## Exercise prompt
Below are the records. Gather each line that holds "JSON".

## Material for this exercise
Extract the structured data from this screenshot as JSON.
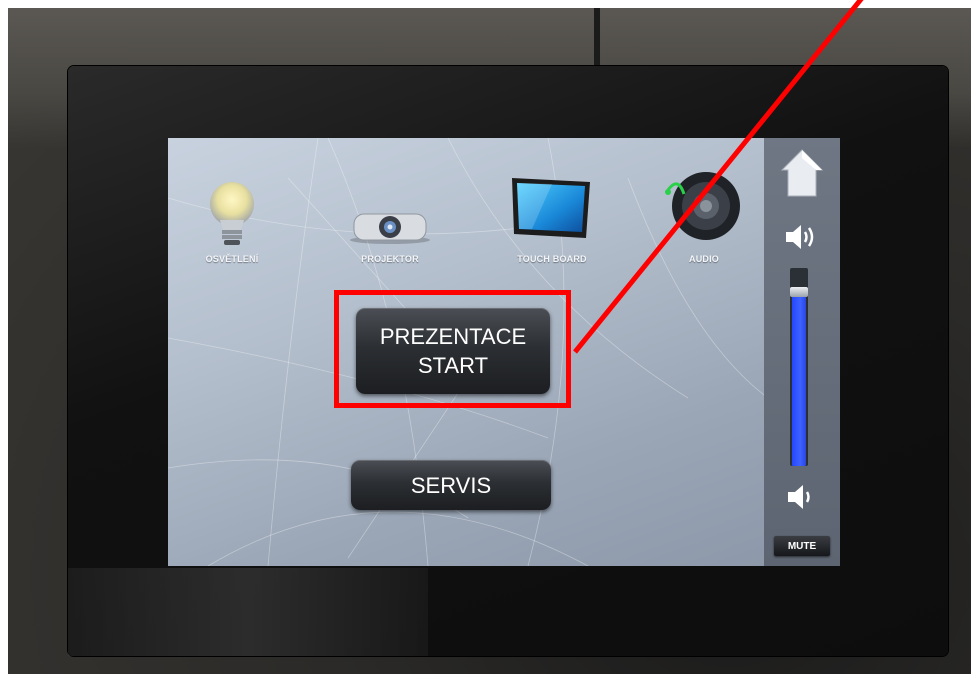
{
  "menu": {
    "items": [
      {
        "label": "OSVĚTLENÍ",
        "icon": "light-bulb-icon"
      },
      {
        "label": "PROJEKTOR",
        "icon": "projector-icon"
      },
      {
        "label": "TOUCH BOARD",
        "icon": "touch-board-icon"
      },
      {
        "label": "AUDIO",
        "icon": "speaker-icon"
      }
    ]
  },
  "buttons": {
    "prezentace_line1": "PREZENTACE",
    "prezentace_line2": "START",
    "servis": "SERVIS"
  },
  "side_panel": {
    "mute_label": "MUTE",
    "volume_level": 0.88
  },
  "annotation": {
    "color": "#ff0000"
  },
  "colors": {
    "screen": "#b4bfcd",
    "button": "#2c2f33",
    "volume_fill": "#2547ff"
  }
}
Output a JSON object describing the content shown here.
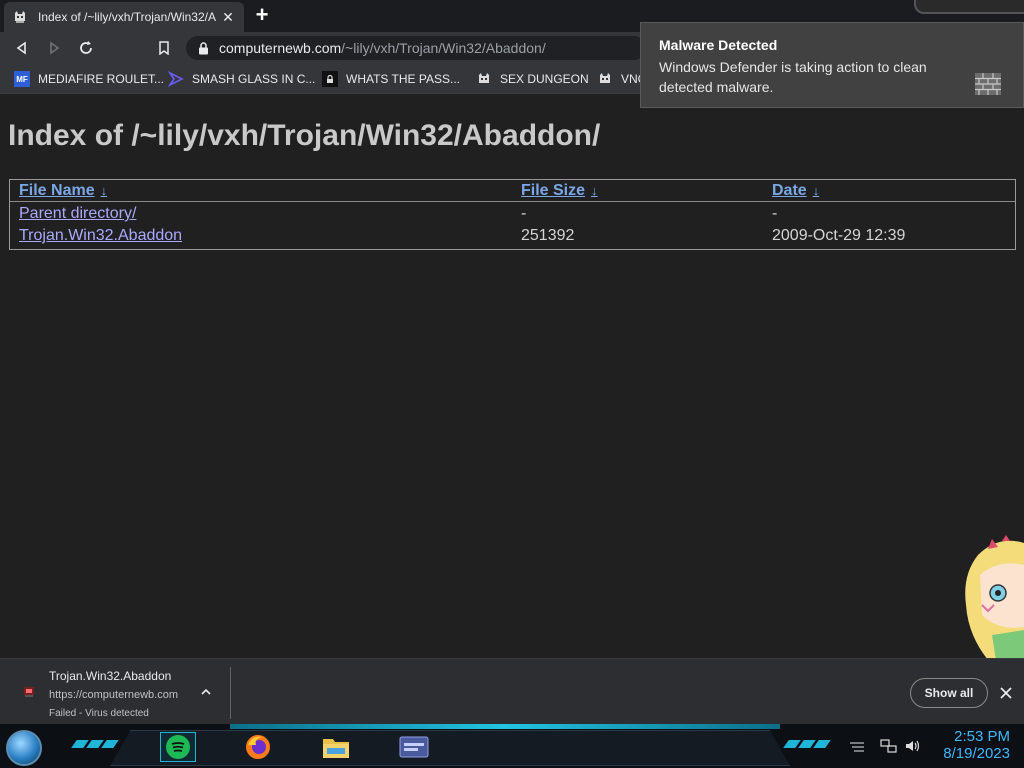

## Response to the exercise
Extract the structured data from this screenshot as JSON.
Output a JSON object describing the content shown here.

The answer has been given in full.